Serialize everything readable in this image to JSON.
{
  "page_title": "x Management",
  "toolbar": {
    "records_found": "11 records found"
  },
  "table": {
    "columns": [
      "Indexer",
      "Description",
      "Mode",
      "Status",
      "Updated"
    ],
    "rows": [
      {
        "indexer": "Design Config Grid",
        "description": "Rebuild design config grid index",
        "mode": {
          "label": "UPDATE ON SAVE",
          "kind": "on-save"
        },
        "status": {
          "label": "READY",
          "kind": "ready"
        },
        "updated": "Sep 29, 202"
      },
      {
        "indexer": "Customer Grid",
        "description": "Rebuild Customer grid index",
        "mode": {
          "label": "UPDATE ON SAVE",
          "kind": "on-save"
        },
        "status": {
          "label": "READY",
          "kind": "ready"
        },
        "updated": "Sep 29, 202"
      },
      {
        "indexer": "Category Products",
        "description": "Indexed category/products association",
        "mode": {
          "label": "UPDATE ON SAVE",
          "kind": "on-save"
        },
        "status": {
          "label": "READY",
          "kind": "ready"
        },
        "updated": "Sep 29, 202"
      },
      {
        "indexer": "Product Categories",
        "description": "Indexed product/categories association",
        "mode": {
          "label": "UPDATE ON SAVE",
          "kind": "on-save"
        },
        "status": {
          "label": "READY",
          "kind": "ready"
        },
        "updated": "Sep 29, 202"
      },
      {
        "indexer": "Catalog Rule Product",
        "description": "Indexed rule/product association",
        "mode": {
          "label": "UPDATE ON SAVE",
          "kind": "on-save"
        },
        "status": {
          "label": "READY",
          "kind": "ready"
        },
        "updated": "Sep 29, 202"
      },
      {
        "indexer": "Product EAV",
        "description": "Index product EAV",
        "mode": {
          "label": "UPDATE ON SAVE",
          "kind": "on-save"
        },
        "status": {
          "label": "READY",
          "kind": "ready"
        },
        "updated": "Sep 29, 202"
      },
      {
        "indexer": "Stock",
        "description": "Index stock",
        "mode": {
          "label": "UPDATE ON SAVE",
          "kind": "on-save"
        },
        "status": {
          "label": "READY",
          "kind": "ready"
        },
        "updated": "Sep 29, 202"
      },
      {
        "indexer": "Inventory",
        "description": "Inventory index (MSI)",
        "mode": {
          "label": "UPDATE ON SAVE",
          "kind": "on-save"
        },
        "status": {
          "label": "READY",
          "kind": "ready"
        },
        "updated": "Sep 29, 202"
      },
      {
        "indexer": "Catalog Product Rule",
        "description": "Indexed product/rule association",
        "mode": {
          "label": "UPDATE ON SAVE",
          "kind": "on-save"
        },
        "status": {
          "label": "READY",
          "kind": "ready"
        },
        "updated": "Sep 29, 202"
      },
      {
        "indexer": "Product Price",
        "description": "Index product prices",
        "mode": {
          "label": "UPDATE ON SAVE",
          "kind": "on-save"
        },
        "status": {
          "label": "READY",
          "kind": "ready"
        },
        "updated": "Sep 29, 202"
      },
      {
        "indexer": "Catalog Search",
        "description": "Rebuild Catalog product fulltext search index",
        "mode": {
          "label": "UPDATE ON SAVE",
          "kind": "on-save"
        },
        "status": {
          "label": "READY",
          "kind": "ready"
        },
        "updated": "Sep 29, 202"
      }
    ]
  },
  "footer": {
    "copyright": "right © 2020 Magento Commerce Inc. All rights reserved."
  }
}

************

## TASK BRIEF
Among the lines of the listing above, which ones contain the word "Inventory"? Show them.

## TASK RESULT
        "indexer": "Inventory",
        "description": "Inventory index (MSI)",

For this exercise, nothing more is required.